● **Your objective**: All lines of the records below that contain the word "seller" must be listed.

Excerpts from an interface dataset
● ● ● ● ● ● ●
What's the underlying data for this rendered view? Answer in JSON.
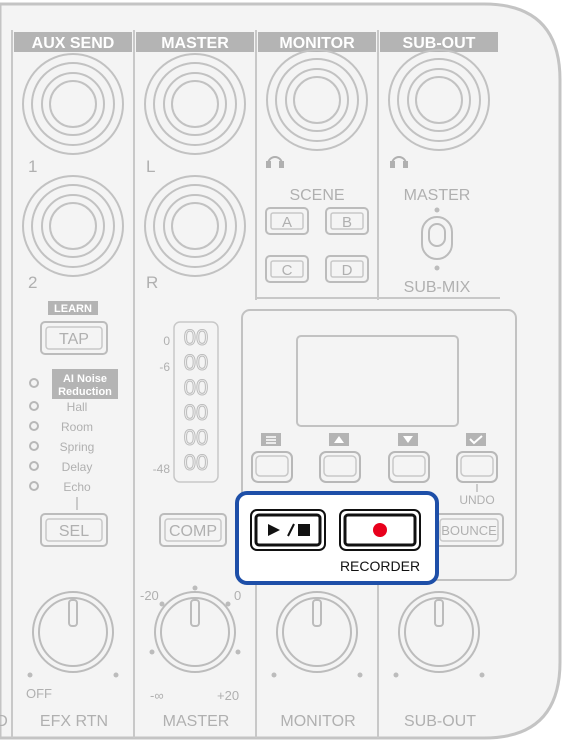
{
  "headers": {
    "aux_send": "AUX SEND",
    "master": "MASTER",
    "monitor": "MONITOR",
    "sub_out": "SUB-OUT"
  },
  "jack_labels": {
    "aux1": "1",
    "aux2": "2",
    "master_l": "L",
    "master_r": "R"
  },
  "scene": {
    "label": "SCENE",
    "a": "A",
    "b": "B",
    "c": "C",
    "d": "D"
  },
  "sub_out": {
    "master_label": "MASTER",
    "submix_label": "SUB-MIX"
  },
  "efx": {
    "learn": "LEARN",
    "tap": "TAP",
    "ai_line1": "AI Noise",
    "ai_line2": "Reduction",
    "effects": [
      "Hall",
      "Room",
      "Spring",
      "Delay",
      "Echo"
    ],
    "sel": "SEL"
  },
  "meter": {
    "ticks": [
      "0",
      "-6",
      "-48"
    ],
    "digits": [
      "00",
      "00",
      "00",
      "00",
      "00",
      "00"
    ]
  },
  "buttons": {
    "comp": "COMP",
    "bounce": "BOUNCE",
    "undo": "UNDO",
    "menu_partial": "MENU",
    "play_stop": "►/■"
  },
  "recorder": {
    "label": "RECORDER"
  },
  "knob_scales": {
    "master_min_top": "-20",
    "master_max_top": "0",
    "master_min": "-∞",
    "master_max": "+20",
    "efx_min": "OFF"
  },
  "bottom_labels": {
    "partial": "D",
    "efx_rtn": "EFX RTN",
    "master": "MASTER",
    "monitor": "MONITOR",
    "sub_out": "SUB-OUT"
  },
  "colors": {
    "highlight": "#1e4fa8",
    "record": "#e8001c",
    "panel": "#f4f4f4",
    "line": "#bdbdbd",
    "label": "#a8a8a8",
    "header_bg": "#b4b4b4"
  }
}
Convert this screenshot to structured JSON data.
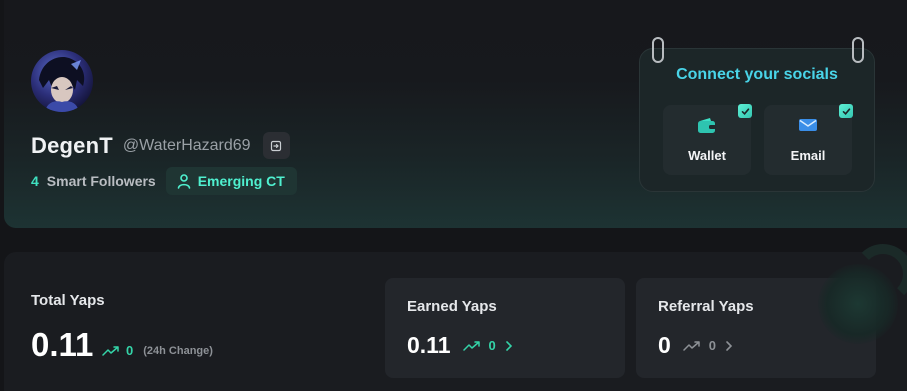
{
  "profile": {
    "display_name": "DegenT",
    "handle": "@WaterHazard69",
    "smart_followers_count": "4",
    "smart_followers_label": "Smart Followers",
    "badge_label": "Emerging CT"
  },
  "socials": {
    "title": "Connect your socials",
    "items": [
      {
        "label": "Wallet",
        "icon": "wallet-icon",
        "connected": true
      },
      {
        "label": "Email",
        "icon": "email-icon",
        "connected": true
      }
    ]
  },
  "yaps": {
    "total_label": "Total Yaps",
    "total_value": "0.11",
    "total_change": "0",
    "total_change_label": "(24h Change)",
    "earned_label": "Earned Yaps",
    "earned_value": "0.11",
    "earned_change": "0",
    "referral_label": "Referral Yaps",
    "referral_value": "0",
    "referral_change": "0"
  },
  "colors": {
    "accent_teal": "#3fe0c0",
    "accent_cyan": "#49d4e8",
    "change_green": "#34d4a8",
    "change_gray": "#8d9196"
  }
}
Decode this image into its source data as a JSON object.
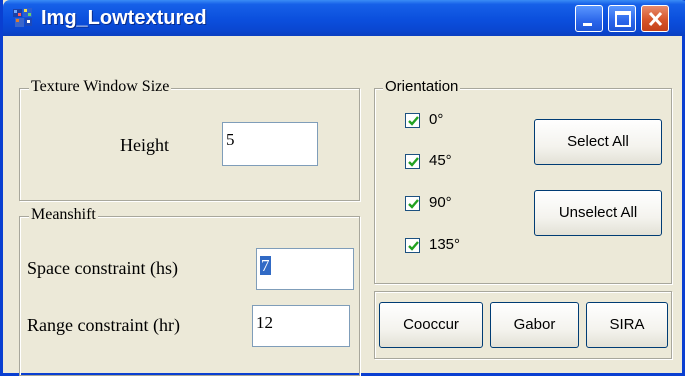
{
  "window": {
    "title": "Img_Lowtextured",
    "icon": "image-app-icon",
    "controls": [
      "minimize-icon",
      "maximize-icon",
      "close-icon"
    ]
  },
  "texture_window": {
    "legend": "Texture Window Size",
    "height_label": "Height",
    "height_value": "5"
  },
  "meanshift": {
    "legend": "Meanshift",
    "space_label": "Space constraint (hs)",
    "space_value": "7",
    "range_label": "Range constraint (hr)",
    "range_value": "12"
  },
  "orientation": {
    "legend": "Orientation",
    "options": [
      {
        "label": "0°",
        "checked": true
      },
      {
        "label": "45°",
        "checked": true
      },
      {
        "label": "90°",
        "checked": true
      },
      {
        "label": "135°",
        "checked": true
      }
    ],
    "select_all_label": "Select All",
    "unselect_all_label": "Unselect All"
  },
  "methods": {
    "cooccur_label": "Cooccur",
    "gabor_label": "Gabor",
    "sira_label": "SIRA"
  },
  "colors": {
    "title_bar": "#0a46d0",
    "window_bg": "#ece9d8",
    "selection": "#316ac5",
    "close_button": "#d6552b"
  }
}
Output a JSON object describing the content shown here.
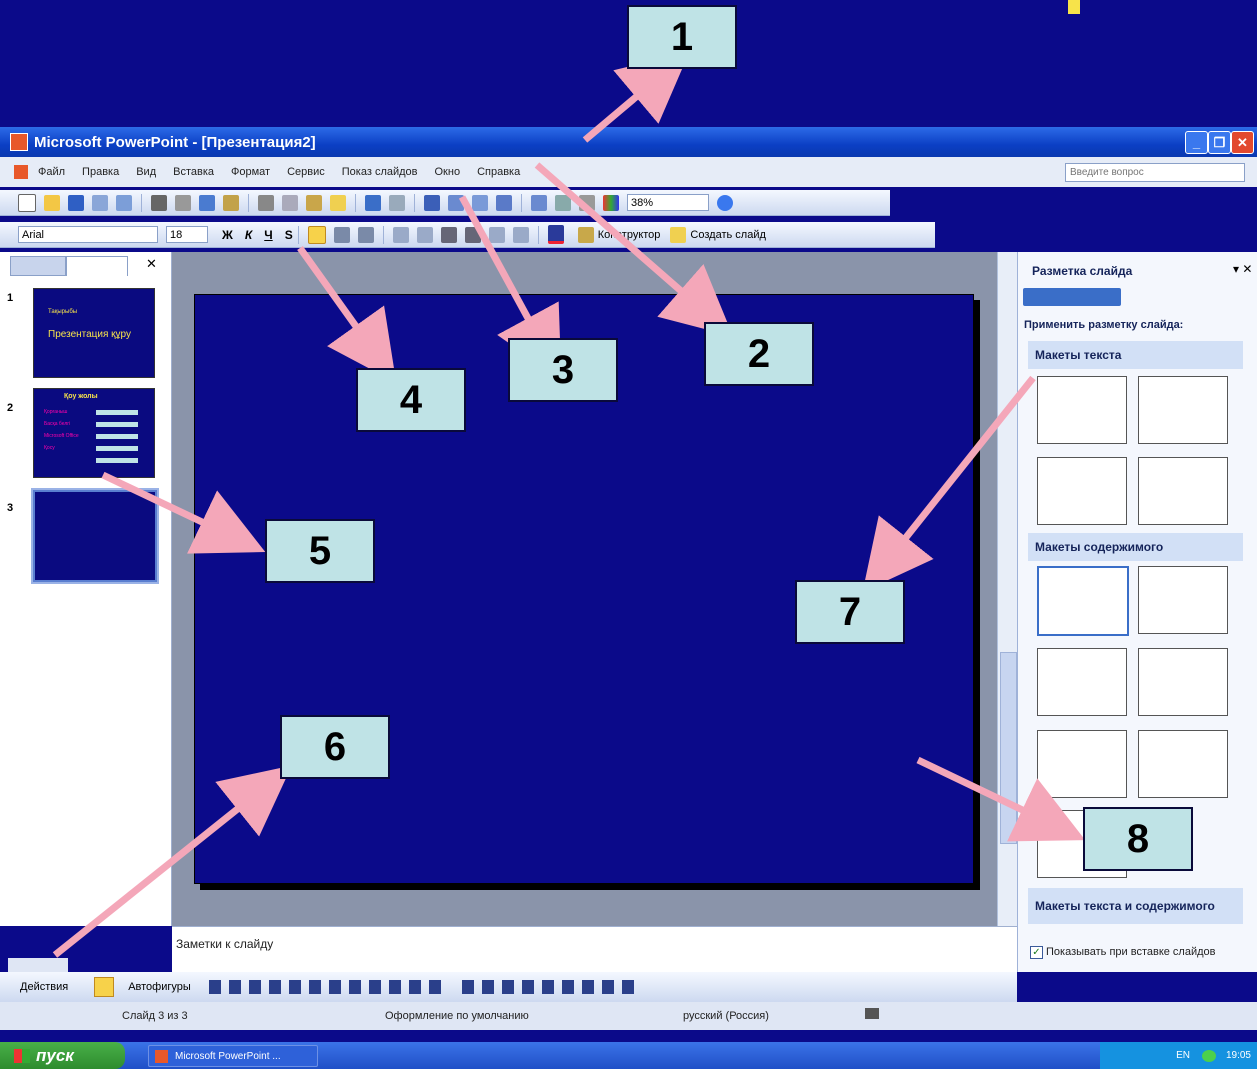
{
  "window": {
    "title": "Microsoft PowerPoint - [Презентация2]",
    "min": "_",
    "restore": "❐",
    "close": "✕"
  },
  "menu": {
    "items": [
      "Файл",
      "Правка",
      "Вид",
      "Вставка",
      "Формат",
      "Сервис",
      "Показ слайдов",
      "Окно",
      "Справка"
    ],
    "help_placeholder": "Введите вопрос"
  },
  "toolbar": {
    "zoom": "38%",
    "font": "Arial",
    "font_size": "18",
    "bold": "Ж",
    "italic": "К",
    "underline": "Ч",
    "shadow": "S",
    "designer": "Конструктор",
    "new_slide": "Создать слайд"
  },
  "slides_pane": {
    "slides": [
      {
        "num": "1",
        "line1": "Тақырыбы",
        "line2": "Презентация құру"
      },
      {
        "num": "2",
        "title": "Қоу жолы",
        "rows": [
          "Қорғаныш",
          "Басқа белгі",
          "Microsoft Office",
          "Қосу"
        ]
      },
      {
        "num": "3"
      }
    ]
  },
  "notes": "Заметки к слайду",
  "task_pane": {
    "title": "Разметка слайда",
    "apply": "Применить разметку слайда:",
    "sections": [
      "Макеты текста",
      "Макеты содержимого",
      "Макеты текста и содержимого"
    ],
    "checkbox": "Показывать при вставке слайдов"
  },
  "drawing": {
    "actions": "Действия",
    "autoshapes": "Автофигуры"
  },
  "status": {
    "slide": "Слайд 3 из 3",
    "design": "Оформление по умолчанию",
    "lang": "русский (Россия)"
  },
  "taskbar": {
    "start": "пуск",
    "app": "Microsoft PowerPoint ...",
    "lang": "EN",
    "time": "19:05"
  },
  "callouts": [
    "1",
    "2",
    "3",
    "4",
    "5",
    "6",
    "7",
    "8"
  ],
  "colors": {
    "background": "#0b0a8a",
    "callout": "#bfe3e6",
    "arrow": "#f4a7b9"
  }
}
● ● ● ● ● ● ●
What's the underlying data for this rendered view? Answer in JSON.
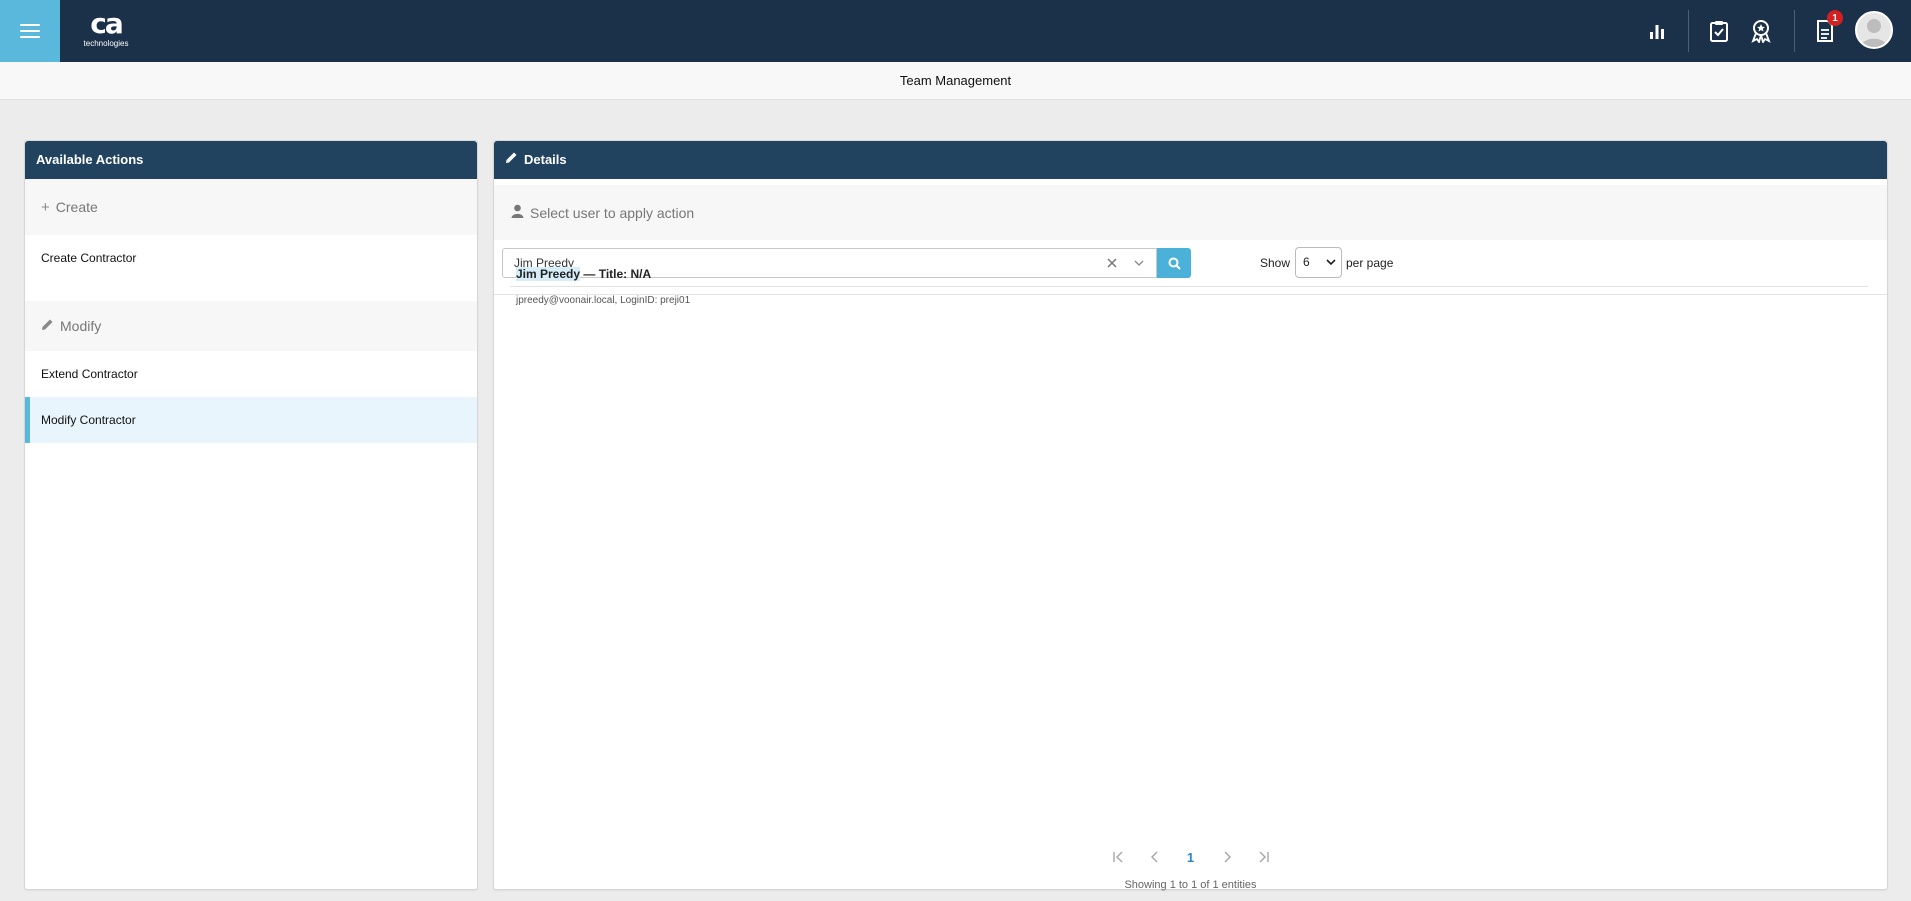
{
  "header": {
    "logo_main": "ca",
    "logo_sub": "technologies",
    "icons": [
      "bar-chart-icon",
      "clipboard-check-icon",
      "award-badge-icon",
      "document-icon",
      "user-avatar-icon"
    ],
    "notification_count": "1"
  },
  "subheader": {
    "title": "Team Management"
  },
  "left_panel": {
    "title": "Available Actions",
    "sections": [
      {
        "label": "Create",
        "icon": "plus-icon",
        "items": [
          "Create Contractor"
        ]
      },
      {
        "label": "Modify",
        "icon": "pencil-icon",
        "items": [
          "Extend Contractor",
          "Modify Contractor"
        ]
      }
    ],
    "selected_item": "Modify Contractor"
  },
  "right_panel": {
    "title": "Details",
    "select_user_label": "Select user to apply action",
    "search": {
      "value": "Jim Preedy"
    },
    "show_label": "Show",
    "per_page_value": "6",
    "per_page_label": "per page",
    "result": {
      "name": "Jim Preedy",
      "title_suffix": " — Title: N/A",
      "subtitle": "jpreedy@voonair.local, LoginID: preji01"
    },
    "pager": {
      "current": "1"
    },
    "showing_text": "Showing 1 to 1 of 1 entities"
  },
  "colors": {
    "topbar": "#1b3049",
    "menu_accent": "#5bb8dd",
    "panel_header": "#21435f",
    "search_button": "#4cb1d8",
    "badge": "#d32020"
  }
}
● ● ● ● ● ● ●
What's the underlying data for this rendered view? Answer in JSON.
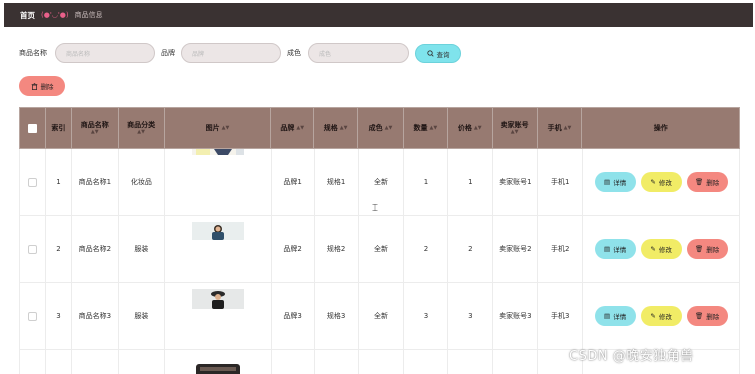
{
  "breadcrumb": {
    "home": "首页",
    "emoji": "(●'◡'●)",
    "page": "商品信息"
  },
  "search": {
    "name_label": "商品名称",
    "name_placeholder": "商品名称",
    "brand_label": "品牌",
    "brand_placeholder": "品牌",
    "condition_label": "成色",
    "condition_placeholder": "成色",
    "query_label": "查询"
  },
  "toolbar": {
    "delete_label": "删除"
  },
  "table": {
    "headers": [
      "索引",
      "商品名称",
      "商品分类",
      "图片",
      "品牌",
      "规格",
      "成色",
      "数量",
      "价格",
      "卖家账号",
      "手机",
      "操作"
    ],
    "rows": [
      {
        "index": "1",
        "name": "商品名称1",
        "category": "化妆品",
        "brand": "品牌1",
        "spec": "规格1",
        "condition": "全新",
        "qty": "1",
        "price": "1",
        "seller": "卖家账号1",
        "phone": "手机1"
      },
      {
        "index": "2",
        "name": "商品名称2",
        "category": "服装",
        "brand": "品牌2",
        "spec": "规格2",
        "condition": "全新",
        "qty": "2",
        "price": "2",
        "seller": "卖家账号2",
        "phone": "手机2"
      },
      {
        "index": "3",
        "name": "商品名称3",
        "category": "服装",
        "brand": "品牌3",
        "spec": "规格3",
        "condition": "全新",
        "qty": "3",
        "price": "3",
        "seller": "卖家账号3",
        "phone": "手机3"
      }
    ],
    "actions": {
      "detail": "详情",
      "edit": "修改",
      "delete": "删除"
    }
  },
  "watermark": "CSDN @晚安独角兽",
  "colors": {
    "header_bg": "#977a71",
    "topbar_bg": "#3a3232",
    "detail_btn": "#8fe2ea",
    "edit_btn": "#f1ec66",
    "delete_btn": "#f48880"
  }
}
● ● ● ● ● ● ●
● **Response below**:
        "seller": "卖家账号1",
        "seller": "卖家账号2",
        "seller": "卖家账号3",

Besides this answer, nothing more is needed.